Yes, it’s easy to be Tadeo in a time when all those who prevail in our times are the Juanito Pelaezes, the Salvis, the Damasos, Kapitan Tiagos and the like. It’s easy to be a Basilio more focused in finishing studies than of being concerned with one’s society. It is understandable when all the dreamers have mostly failed or have seen their ideals reduced in effect. It is understandable when one sees that the earlier generations could not do more than make token and some slight changes in society. There are times that I myself have been entertaining these thoughts.
The problem with Filipinos is we like to have change but not to work hard for it. The problem with other Filipinos is they are selfish, thinks only of the present or of their own class, clan, or region.
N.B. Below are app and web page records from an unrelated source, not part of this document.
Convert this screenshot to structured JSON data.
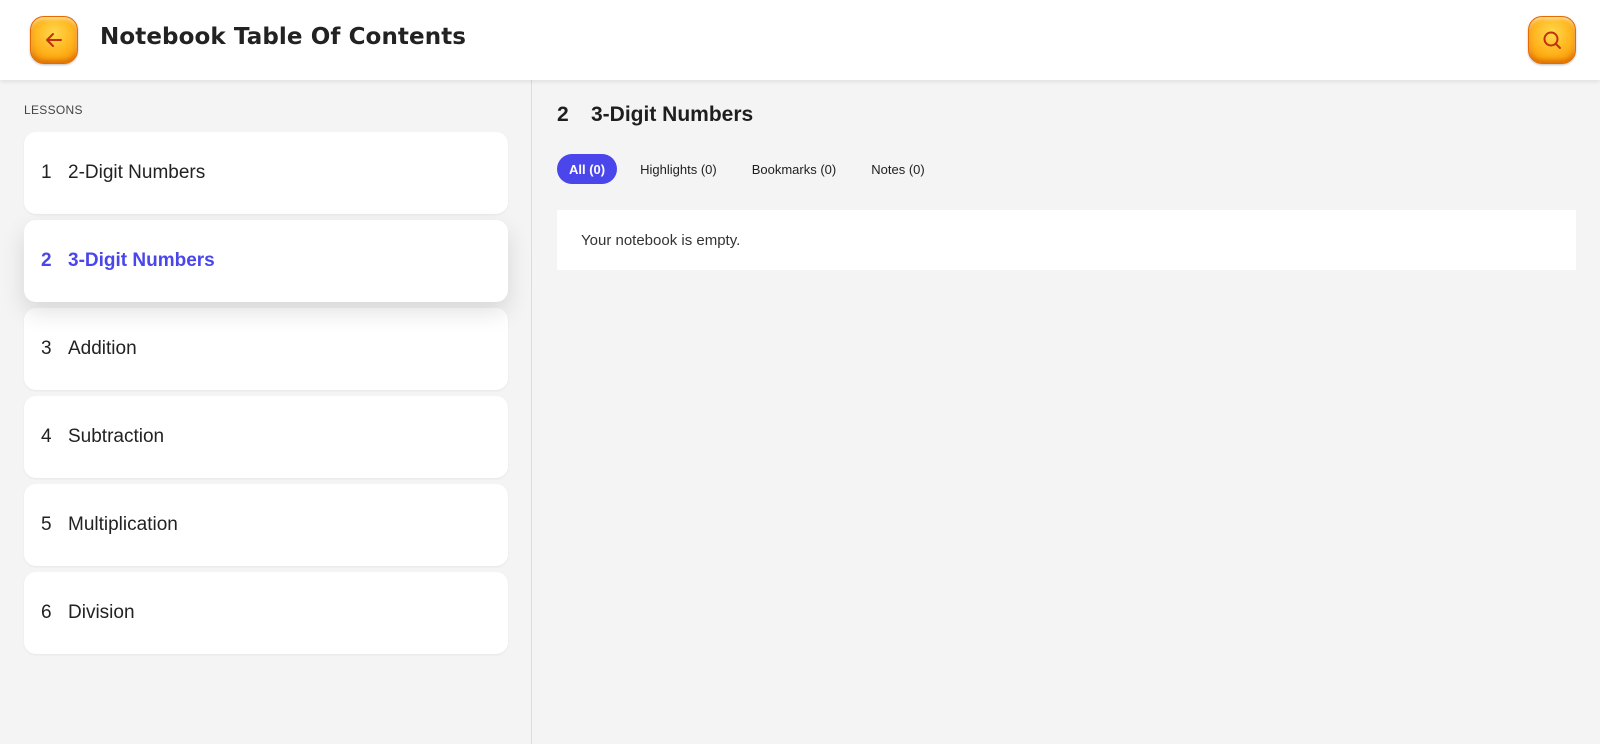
{
  "header": {
    "title": "Notebook Table Of Contents",
    "back_icon": "arrow-left-icon",
    "search_icon": "search-icon",
    "accent": "#ffb21a"
  },
  "sidebar": {
    "section_label": "LESSONS",
    "lessons": [
      {
        "num": "1",
        "name": "2-Digit Numbers"
      },
      {
        "num": "2",
        "name": "3-Digit Numbers"
      },
      {
        "num": "3",
        "name": "Addition"
      },
      {
        "num": "4",
        "name": "Subtraction"
      },
      {
        "num": "5",
        "name": "Multiplication"
      },
      {
        "num": "6",
        "name": "Division"
      }
    ],
    "active_color": "#4a46ec"
  },
  "main": {
    "lesson_num": "2",
    "lesson_title": "3-Digit Numbers",
    "tabs": [
      {
        "label": "All (0)"
      },
      {
        "label": "Highlights (0)"
      },
      {
        "label": "Bookmarks (0)"
      },
      {
        "label": "Notes (0)"
      }
    ],
    "empty_message": "Your notebook is empty."
  }
}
If they have the material capacities, they will utilize them to the hilt to further their own ends. On the other hand, the less privileged ones, because of poverty, a sense of abandonment, and lack of discernment, would rather not think of the country at large and of the welfare of others.
But then, what is the alternative? For now, the things that you feel you can do, and enjoy best. Gaming .KPop. Food binges. Etc. Or, for the more serious, finishing studies in the hopes of eventually working and helping for one’s family.
A reminder though: we can detach ourselves from society to a certain, and large extent. But not completely. We do not live in a vacuum wherein we can separate ourselves from others. Some of you may even ask: what’s the point of Philippine nationalism? Why do you we still have to love our country that can’t love us back?
My challenge to you is this. You can start doing new ways of appreciating our country through the means that you know best. Or through the field that you wish, and working on, to eventually become part of. Yes, you are correct that much of the older ways and values of loving our country has been made irrelevant, with all the evils this country has seen. But I would want to believe that we can still put some hope a little hope. On the other hand, real talk, can you imagine yourself not having a nationality or cultural roots to go back with? We can figuratively vomit with the negative concerns of our country, but can we really disown her? Let’s stop and think.
Oblation is not only a statue or a symbol of an annual run. It means “sacrifice,” “offering” to a cause greater than you. Family, can be one, since it is central to our culture. But we can, we have to, go beyond that. if we fail to do so, we seem to go back to prehispanic and colonial times when we only pay loyalty to our regions and families.
As UP students, you can, and you ought not only to be proud of an esteemed (but oftentimes criticized) institution. You have to live the life, walk the talk, of being “Iskos” and “Iskas.” And you have to realize there’s life outside Silangan and Kanluran or Lopez roads